Count the lines of data below that include "true". Provide only the number.
*** Supplied information ***
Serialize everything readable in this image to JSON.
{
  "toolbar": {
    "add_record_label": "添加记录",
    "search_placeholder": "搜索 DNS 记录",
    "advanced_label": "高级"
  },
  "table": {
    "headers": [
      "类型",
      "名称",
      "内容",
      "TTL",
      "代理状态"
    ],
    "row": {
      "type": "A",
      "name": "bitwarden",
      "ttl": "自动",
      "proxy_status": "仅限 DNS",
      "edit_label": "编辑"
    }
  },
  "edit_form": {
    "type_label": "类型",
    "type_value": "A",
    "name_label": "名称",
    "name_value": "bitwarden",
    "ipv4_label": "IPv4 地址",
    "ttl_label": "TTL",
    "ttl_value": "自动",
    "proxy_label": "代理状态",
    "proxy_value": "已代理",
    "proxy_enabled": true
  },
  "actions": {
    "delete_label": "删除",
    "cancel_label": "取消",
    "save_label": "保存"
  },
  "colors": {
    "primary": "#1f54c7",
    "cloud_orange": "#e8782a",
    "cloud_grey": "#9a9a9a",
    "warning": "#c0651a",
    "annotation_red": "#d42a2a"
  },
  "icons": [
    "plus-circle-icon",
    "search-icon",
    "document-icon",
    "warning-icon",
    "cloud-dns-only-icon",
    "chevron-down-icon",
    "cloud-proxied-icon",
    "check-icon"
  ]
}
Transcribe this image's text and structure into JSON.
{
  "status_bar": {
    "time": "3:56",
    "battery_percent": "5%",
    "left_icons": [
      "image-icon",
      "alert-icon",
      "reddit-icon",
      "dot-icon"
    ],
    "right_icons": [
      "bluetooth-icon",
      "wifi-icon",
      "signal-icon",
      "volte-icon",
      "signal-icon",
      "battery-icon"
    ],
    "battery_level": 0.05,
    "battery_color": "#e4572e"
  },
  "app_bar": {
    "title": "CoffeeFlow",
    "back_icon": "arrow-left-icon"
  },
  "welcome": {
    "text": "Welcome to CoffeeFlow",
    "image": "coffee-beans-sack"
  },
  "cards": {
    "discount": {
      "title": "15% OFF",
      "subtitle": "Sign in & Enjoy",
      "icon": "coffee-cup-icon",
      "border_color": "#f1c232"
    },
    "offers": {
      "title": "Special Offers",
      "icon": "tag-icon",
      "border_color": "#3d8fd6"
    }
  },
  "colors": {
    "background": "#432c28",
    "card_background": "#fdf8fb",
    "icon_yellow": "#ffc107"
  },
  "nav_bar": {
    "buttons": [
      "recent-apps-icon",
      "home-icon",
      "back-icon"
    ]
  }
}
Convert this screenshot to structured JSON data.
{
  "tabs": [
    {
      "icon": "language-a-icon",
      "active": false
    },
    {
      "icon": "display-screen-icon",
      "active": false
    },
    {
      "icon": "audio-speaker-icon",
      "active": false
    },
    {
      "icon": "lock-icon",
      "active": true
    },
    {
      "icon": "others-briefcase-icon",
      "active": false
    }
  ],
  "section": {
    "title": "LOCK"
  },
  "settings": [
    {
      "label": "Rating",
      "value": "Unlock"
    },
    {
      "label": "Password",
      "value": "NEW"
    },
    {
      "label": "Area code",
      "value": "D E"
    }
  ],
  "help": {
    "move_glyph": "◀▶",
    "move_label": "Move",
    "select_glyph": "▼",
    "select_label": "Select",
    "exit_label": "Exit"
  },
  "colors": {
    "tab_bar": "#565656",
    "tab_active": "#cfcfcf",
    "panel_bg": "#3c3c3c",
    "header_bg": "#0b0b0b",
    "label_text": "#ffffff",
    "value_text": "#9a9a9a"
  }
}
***
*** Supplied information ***
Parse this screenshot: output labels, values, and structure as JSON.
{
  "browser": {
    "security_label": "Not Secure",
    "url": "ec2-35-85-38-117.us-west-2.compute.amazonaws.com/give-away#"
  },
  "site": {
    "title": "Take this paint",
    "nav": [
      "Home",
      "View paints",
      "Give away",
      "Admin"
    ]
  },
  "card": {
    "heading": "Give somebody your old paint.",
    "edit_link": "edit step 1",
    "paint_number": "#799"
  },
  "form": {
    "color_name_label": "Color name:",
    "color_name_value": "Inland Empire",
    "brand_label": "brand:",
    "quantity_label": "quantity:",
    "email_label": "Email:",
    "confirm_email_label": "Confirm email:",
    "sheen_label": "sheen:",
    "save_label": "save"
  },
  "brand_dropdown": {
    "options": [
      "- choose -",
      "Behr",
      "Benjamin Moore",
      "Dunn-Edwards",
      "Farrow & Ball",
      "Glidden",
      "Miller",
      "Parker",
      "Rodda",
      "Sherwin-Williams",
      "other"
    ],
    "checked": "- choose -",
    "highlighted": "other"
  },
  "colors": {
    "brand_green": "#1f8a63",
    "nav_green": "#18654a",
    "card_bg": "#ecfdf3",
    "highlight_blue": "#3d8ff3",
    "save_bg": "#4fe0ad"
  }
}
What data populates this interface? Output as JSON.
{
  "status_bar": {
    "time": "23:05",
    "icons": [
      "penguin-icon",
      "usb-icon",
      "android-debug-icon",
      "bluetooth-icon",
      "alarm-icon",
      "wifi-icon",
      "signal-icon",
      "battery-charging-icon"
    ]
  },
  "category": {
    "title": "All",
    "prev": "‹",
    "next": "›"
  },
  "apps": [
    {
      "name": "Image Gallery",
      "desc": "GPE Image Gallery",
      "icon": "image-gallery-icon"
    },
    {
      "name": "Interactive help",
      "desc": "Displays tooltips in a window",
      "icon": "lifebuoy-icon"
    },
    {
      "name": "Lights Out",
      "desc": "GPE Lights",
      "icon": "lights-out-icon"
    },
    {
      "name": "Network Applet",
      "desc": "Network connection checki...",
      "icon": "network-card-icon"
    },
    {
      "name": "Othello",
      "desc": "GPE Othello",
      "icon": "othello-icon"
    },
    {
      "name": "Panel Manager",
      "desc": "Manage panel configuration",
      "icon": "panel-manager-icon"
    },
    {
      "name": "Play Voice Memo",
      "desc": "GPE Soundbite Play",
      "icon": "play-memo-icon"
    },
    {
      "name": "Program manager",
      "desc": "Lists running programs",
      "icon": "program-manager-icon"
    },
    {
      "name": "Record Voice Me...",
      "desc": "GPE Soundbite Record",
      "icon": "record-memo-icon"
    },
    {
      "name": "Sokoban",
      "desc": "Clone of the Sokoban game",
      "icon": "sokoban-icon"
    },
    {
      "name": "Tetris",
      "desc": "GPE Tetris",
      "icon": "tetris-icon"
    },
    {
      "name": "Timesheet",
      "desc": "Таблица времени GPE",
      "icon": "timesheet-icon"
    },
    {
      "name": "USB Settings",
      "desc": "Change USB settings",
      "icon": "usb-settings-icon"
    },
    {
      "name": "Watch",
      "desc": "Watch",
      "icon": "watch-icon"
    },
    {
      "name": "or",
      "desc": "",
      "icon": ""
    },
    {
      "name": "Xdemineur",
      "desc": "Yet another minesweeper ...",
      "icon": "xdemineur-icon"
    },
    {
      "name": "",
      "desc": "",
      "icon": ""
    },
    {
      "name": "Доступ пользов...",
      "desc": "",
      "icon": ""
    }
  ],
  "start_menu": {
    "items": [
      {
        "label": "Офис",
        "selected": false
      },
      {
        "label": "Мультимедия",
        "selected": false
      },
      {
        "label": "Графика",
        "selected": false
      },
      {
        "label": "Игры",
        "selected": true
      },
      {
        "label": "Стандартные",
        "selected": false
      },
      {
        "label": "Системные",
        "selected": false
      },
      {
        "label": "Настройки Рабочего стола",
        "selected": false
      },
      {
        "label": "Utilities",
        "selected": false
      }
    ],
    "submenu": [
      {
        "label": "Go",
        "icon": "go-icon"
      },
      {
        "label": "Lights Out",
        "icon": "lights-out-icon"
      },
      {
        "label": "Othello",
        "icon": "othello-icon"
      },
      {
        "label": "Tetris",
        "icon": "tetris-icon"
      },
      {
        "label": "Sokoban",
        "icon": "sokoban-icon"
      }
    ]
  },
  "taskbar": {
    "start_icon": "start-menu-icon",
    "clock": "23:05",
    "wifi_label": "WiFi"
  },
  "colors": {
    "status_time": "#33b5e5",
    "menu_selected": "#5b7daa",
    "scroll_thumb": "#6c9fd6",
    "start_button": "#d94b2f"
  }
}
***
Exercise output: 3